Stage 1. The Archway
The archway we just passed under acted as a boundary between New Lanark and Bonnington Estate. The resident workers of New Lanark were not allowed access onto this land, although children from the village often sneaked out after school to play in the woods.
Stage 2. Dundaff Linn
Here we get our first view of the river and Dundaff Linn (Linn comes from the Gaelic meaning 'pool'). This waterfall is only 10ft high but roars down with huge ferocity after sudden downpours. There is said to be a small recess in the rocks on the Corehouse side of the river known as Wallace's Chair; William Wallace is rumoured to have concealed himself here from the English. Dorothy Wordsworth once wrote in remark to the abundance of Wallace landmarks: “How Wallace fought for Scotland, left the name of Wallace to be found, like a wild flower all over his dear Country”.
Stage 3. Mid Lodge
There were three lodges on Bonnington Estate: North Lodge (now demolished), Mid Lodge and East Lodge (outwith Falls of Clyde). Tickets were bought at North Lodge and taken by the gatekeeper here at Mid Lodge. Carriages were left and the remainder of the journey was all performed on foot.
Stage 4. Corra Linn
At an impressive 84ft, the “Clyde’s most majestic daughter” is the highest and most famous of the four waterfalls (Stonebyres Linn can be found further down the river by following the Clyde Walkway three miles from New Lanark). Turner visited Falls of Clyde in 1802 and painted a watercolour of Corra Linn. Years later he reworked this subject, creating a profound expression of the elemental forces and primary colours of nature. It shows the river as a dramatic backdrop for bathing by naked young women.
Stage 5. Corra Castle
The Bannatyne family home for 300 years, this 15th Century fortified tower house was sited overlooking the gorge for defensive purposes. The castle opposite contains an oubliette (from the French – a forgotten place); a dungeon cut into the solid rock floor.
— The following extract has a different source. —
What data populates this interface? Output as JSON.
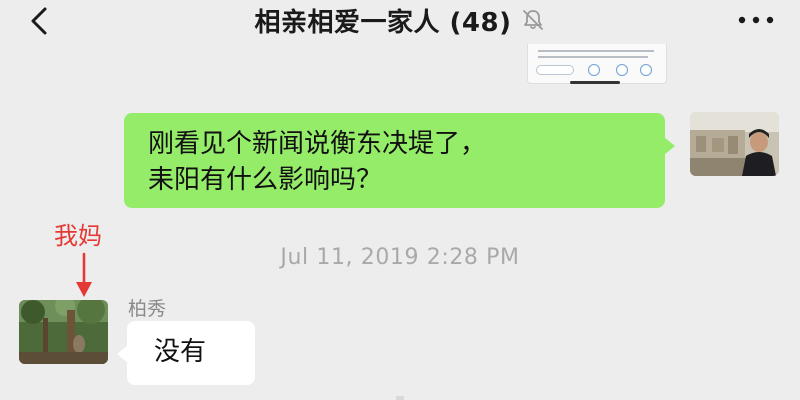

These claustrophobic cells were often used to house prisoners for unlimited periods of time.
Stage 6. Lady Mary's Well
Dorothy Wordsworth made note of this in her journals: “a beautiful spring of clear water, which we could see rise up continually, at the bottom of a round stone basin full to the brim”. Once can begin to see signs of erosion, though the sculpted fluting is still clearly visible. This feature was chosen by Lady Mary because it is equidistant between Corra Linn and Bonnington Linn. - See more at: http://www.clydeandavonvalley.org/trails/item/falls-of-clyde-victorian-trail#sthash.2f9tLm3Y.dpuf
Stage 7. Bonnington Linn & Island
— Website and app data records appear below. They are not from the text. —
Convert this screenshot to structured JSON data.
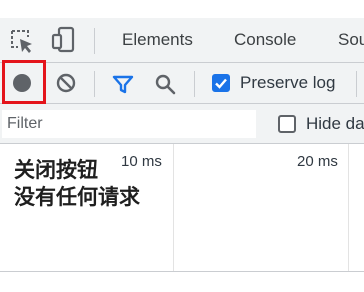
{
  "tabs": [
    {
      "label": "Elements"
    },
    {
      "label": "Console"
    },
    {
      "label": "Sou"
    }
  ],
  "toolbar": {
    "preserve_log_label": "Preserve log",
    "preserve_log_checked": true
  },
  "filter": {
    "placeholder": "Filter",
    "hide_data_label": "Hide da",
    "hide_data_checked": false
  },
  "timeline": {
    "ticks": [
      "10 ms",
      "20 ms"
    ],
    "empty_message": "关闭按钮\n没有任何请求"
  },
  "colors": {
    "record_dot": "#5f6368",
    "accent_blue": "#1a73e8",
    "highlight_red": "#e4141b",
    "toolbar_bg": "#f1f3f4"
  }
}
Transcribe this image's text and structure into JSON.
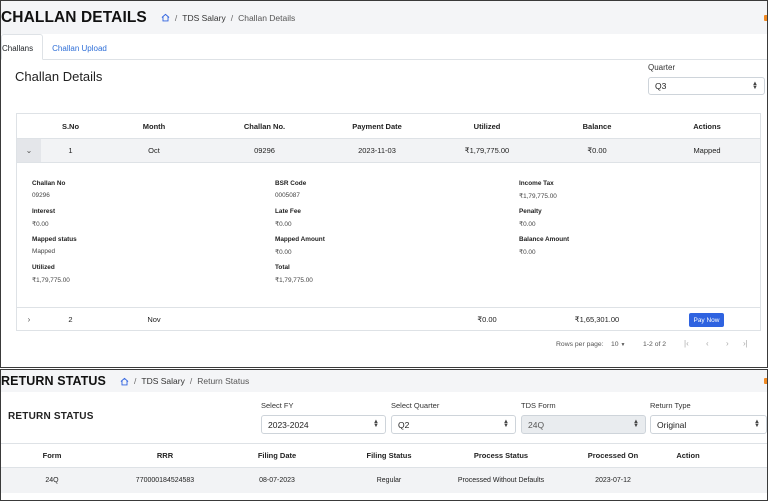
{
  "challan": {
    "title": "CHALLAN DETAILS",
    "breadcrumb": {
      "section": "TDS Salary",
      "current": "Challan Details",
      "separator": "/"
    },
    "tabs": [
      {
        "label": "Challans",
        "active": true
      },
      {
        "label": "Challan Upload",
        "active": false
      }
    ],
    "panel_title": "Challan Details",
    "quarter": {
      "label": "Quarter",
      "value": "Q3"
    },
    "columns": [
      "S.No",
      "Month",
      "Challan No.",
      "Payment Date",
      "Utilized",
      "Balance",
      "Actions"
    ],
    "rows": [
      {
        "sno": "1",
        "month": "Oct",
        "challan_no": "09296",
        "payment_date": "2023-11-03",
        "utilized": "₹1,79,775.00",
        "balance": "₹0.00",
        "action": "Mapped",
        "expanded": true
      },
      {
        "sno": "2",
        "month": "Nov",
        "challan_no": "",
        "payment_date": "",
        "utilized": "₹0.00",
        "balance": "₹1,65,301.00",
        "action": "Pay Now",
        "expanded": false
      }
    ],
    "details": {
      "challan_no_label": "Challan No",
      "challan_no": "09296",
      "bsr_label": "BSR Code",
      "bsr": "0005087",
      "income_tax_label": "Income Tax",
      "income_tax": "₹1,79,775.00",
      "interest_label": "Interest",
      "interest": "₹0.00",
      "late_fee_label": "Late Fee",
      "late_fee": "₹0.00",
      "penalty_label": "Penalty",
      "penalty": "₹0.00",
      "mapped_status_label": "Mapped status",
      "mapped_status": "Mapped",
      "mapped_amount_label": "Mapped Amount",
      "mapped_amount": "₹0.00",
      "balance_amount_label": "Balance Amount",
      "balance_amount": "₹0.00",
      "utilized_label": "Utilized",
      "utilized": "₹1,79,775.00",
      "total_label": "Total",
      "total": "₹1,79,775.00"
    },
    "pagination": {
      "rows_label": "Rows per page:",
      "rows_value": "10",
      "range": "1-2 of 2"
    }
  },
  "return_status": {
    "title": "RETURN STATUS",
    "breadcrumb": {
      "section": "TDS Salary",
      "current": "Return Status",
      "separator": "/"
    },
    "subtitle": "RETURN STATUS",
    "filters": {
      "fy": {
        "label": "Select FY",
        "value": "2023-2024"
      },
      "quarter": {
        "label": "Select Quarter",
        "value": "Q2"
      },
      "form": {
        "label": "TDS Form",
        "value": "24Q"
      },
      "type": {
        "label": "Return Type",
        "value": "Original"
      }
    },
    "columns": [
      "Form",
      "RRR",
      "Filing Date",
      "Filing Status",
      "Process Status",
      "Processed On",
      "Action"
    ],
    "row": {
      "form": "24Q",
      "rrr": "770000184524583",
      "filing_date": "08-07-2023",
      "filing_status": "Regular",
      "process_status": "Processed Without Defaults",
      "processed_on": "2023-07-12",
      "action": ""
    }
  },
  "colors": {
    "accent": "#f08a24",
    "primary": "#2f63e0",
    "link": "#2f6fd8"
  }
}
Lady Mary commissioned the building of the cast iron bridge in front of you. It led to across to an octagonal, thatched, wooden temple (now demolished). Before the temple there was a corn-drying kiln which was used alongside a cornmill. The cornmill sadly washed away in a terrible storm. Here you can also see Bonnington Linn, it has a drop of about 30ft and is the widest of the waterfalls.
Stage 8. Bonnington Walled Garden
The walled garden was at one time full of life. The west part of the garden, closest to us, was used as a kitchen garden and at the far end was the orchard. To your left, inside of the north wall there was a glasshouse, where they grew delicious fruits in abundance. In the distance you can see Tinto Hill, the highest point in the county of Lanarkshire.
Stage 9. Hall of Mirrors
Also known as Bonnington Pavilion, it was built in 1708 as a hunting tower. It has also been a tearoom and a viewing platform for Corra Linn. There was a register here in which tourists entered the name and mirrors were placed on the ceiling so that the traveller felt as if Corra Linn were bursting over them. Dorothy Wordsworth described the reflection as “bustling like suds in a wash tub”.
Stage 10. Bonnington Sawmill
A single-storey sawmill which had a saw pit where two sawyers had to push and pull a vertical saw blade to cut wood. Later it became water-powered with the introduction of a pitchback wheel. This sawmill produced fencing materials and supplied logs for the fires in Bonnington House. The house has since been demolished but it was situated north east of the walled garden.